Blogger and mother Lauren of Still Standing Mag discusses the emotions a parent goes through with stillbirth and secondary infertility.
I don't really honestly think I was prepared for this part. After all the years of infertility and treatments, failed adoption, we got pregnant. And then we lost her at 39 weeks, and it felt inevitable that I would never be a mom to a living child. So after he was finally born, I assumed and expected that for the most part, those baby-longing feelings would evaporate. I finally had him. I finally had the very thing I had been waiting so long for after all this time. Yet here we are approaching his first birthday and I constantly contemplate having another. "Isn't he enough?" I question myself.
I was an only child, and for the most part, I've usually expected that we would only have one. To be honest, most of the time I feel unworthy for even him, so who am I to ask for more? To think that I deserve another? I grew up an only and really spent the most part of my adult years having no issue with that. And for myself, that was probably the best. As an introvert, I really don't know that siblings would have been the best fit. I often feel very comfortable with knowing that it will be on me to handle it all when my parents pass away. I've already planned the biggest funeral I could imagine when you think about it. I'll be a seasoned pro by then. But then I look over at my son and I question if he will be the same. He is NOT me (approaching toddlerhood really helps you realize that, eh?!). I wonder as a budding little extrovert if he will feel like he missed out on a great experience in life, and when we go to my husband's siblings' houses for holidays, I think about the fact that I have nothing like that and will have nothing after my parents are gone. In fact, my entire family will be gone after my mom dies. All of the generations before me vanish, and I am left. That's pretty daunting.
Thank you infertility and stillbirth for your never-ending gifts of irrational thoughts and nasty feelings. But I also know that there is an element of truth in feeling guilty for wanting another, because I know that it means spending $$$ again. Ah, the joys of needing to do treatments to even consider another child that complicate this entire process further. Want another child? Awesome! Work through all of those feelings of guilt and then hand over $12,000. No problem. Oh, the guilt of the money. The guilt of spending money not on my living son and fearing I am chasing something, someone, when I "should just be grateful" and leave well enough alone. Shouldn't I save that for Disneyland or college or something else he needs?

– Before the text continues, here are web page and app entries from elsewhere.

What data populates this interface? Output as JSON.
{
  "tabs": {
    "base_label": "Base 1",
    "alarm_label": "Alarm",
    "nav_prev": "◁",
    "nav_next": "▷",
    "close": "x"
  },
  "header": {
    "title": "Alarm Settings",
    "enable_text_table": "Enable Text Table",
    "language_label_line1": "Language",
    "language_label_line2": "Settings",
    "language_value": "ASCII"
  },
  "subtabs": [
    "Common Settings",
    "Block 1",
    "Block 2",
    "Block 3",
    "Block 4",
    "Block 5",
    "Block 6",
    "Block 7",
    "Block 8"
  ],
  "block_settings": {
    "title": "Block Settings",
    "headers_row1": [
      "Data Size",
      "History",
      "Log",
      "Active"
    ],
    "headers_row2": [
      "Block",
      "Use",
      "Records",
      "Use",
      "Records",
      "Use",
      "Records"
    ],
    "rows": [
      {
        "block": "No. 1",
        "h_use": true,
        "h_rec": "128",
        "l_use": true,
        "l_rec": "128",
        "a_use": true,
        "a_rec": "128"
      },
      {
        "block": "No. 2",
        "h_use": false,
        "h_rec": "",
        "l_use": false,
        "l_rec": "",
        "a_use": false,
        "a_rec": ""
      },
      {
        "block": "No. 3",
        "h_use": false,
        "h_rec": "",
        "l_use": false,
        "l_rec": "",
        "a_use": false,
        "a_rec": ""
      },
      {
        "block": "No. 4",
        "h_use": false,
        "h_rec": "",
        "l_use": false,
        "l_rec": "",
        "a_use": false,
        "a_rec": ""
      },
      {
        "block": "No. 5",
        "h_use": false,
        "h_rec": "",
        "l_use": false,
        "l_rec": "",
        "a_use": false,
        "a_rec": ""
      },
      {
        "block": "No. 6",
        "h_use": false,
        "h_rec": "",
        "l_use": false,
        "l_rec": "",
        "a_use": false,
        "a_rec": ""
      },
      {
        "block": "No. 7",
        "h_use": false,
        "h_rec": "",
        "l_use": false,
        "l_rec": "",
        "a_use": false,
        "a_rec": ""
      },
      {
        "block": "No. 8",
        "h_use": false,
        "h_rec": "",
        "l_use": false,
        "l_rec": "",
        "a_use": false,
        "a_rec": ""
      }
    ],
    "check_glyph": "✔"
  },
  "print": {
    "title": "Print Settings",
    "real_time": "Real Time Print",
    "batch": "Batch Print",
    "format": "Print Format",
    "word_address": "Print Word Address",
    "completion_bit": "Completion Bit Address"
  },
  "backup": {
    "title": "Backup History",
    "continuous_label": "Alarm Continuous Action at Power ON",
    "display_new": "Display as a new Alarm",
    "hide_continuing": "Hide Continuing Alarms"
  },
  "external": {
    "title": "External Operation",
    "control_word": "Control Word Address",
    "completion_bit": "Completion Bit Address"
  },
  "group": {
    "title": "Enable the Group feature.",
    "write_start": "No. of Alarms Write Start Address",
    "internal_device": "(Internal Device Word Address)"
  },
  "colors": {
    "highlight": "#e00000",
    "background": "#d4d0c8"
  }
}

I've been an only too long to know if I should feel guilt in the opposite direction. I have no idea if I am robbing him of anything if I give him no siblings. I don't even know if they would get along or what he's missing. Yet I still feel he will be missing something, something important. I just don't personally know what that is.
It also turns out that it's yet one more question on the list of "please don't ask me that." Along with "do you have any kids?" and "how many do you have?", now "do you want any more?" and "do you also want to try for a girl?" join the lineup of awkward adult interactions. Please just ask me about the weather and move along! I hate the long pause that comes with "Well, I have two, but one isn't here. Yes, I mean not here as in dead, and yes, I want another, but I didn't even bring up the infertility yet, so that's not an easy answer, and no, I don't want to hear how someone you know got pregnant after heartache and loss. Can I buy your groceries so you will just go away faster?"
But more than anything else, the biggest question that looms is: do I really truly want another, because there is another child that is meant to be here, or do I want another because I miss the daughter that SHOULD be here. It often comes down to that for me. Do I want another child, truly, or do I just want her back? I have two children yet he is an only. I try about 98 percent of the time to answer that question honestly when asked by strangers, answering that I have two and including her in the family lineup. Is that inducing these desires of "more"? Because I have two but only parent one? I honestly sometimes feel like I can't tell the difference. Although, if you ask me in the middle of the night when my thoughts are racing the hardest, I would tell you that I truly do want another child, a living child.
But I feel guilty for wanting that and begin to tell myself how lucky I am and I should stop wanting more than I have. It finally struck me a couple days ago that I sound like those people who dismiss the grief of the loss of a child by telling that person they can always have more. As if they are replaceable entities and not human beings. I'm doing the same thing to myself right now in reverse. I'm dismissing the actual desires for another baby, as if I just simply want back what I can't have, as if another baby isn't a separate person from her and that I want that child as well. Ouch. That stings for some reason. I will always miss her.
If I'm really honest with myself, I know that it will be a different child and a different soul, and it will not be her. And maybe that's why I feel guilty. I want a baby that won't be her, and I know it and I still want it.
That seems to be harder to accept — that I want a baby other than her. That it's not just about missing her. That there is not just a hole that I'm trying to fill that was caused by her death. Why should I feel guilty for wanting what other parents have so easily and freely without question or concern of "being thankful for what you already have"? But I do — I still do. It's so hard to even admit that I want another child, a SECOND child, other than her. It was already big enough to allow myself to accept and love him and that it was OK to love someone else after losing her forever.